Each Lucene index is managed by one index manager which is uniquely identified by name. In most cases there is also a one to one relationship between an indexed entity and a single IndexManager. The exceptions are the use cases of index sharding and index sharing. The former can be applied when the index for a single entity becomes too big and indexing operations are slowing down the application. In this case a single entity is indexed into multiple indexes each with its own index manager (see Section 10.4, “Sharding indexes”). The latter, index sharing, is the ability to index multiple entities into the same Lucene index (see Section 10.5, “Sharing indexes”).

The index manager abstracts from the specific index configuration. In the case of the default index manager this includes details about the selected backend, the configured reader strategy and the chosen DirectoryProvider. These components will be discussed in greater detail later on. It is recommended that you start with the default index manager which uses different Lucene Directory types to manage the indexes (see Section 3.3, “Directory configuration”). You can, however, also provide your own IndexManager implementation (see Section 3.2, “Configuring the IndexManager”).

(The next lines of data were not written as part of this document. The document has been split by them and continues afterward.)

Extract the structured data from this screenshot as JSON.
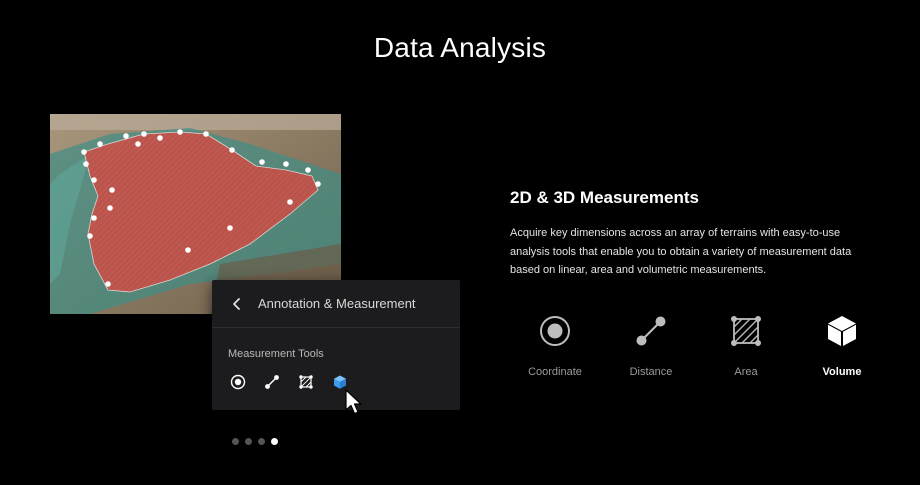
{
  "page": {
    "title": "Data Analysis"
  },
  "map_image": {
    "semantic": "terrain-photo-with-polygon"
  },
  "panel": {
    "title": "Annotation & Measurement",
    "tools_label": "Measurement Tools",
    "tools": [
      {
        "name": "coordinate",
        "icon": "coordinate-icon"
      },
      {
        "name": "distance",
        "icon": "distance-icon"
      },
      {
        "name": "area",
        "icon": "area-icon"
      },
      {
        "name": "volume",
        "icon": "volume-icon",
        "selected": true,
        "color": "#3b9cf0"
      }
    ]
  },
  "pagination": {
    "count": 4,
    "active": 4
  },
  "feature": {
    "title": "2D & 3D Measurements",
    "description": "Acquire key dimensions across an array of terrains with easy-to-use analysis tools that enable you to obtain a variety of measurement data based on linear, area and volumetric measurements."
  },
  "tools": [
    {
      "label": "Coordinate",
      "icon": "coordinate-icon"
    },
    {
      "label": "Distance",
      "icon": "distance-icon"
    },
    {
      "label": "Area",
      "icon": "area-icon"
    },
    {
      "label": "Volume",
      "icon": "volume-icon",
      "active": true
    }
  ],
  "colors": {
    "background": "#000000",
    "panel": "#1c1c1e",
    "accent": "#3b9cf0",
    "polygon": "#e0403a"
  }
}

Once the index is created, you can search for entities and return lists of managed entities saving you the tedious object to Lucene Document mapping. The same persistence context is shared between Hibernate and Hibernate Search. As a matter of fact, the FullTextSession is built on top of the Hibernate Session so that the application code can use the unified org.hibernate.Query or javax.persistence.Query APIs exactly the same way a HQL, JPA-QL or native query would do.

To be more efficient Hibernate Search batches the write interactions with the Lucene index. This batching is the responsibility of the Worker. There are currently two types of batching. Outside a transaction, the index update operation is executed right after the actual database operation. This is really a no batching setup. In the case of an ongoing transaction, the index update operation is scheduled for the transaction commit phase and discarded in case of transaction rollback. The batching scope is the transaction. There are two immediate benefits:

  • Performance: Lucene indexing works better when operation are executed in batch.
  • ACIDity: The work executed has the same scoping as the one executed by the database transaction and is executed if and only if the transaction is committed. This is not ACID in the strict sense of it, but ACID behavior is rarely useful for full text search indexes since they can be rebuilt from the source at any time.

You can think of those two batch modes (no scope vs transactional) as the equivalent of the (infamous) autocommit vs transactional behavior. From a performance perspective, the in transaction mode is recommended. The scoping choice is made transparently. Hibernate Search detects the presence of a transaction and adjust the scoping (see Section 3.4, “Worker configuration”).


It is recommended - for both your database and Hibernate Search - to execute your operations in a transaction, be it JDBC or JTA.


Hibernate Search works perfectly fine in the Hibernate / EntityManager long conversation pattern aka. atomic conversation.

Hibernate Search offers the ability to let the batched work being processed by different back ends. Several back ends are provided out of the box and you have the option to plugin your own. It is important to understand that in this context back end encompasses more than just the configuration option hibernate.search.default.worker.backend. This property just specifies a implementation of the BackendQueueProcessor interface which is a part of a back end configuration. In most cases, however, additional configuration settings are needed to successfully configure a specific backend setup, like for example the JMS back end.

When executing a query, Hibernate Search interacts with the Apache Lucene indexes through a reader strategy. Choosing a reader strategy will depend on the profile of the application (frequent updates, read mostly, asynchronous index update etc). See also Section 3.5, “Reader strategy configuration”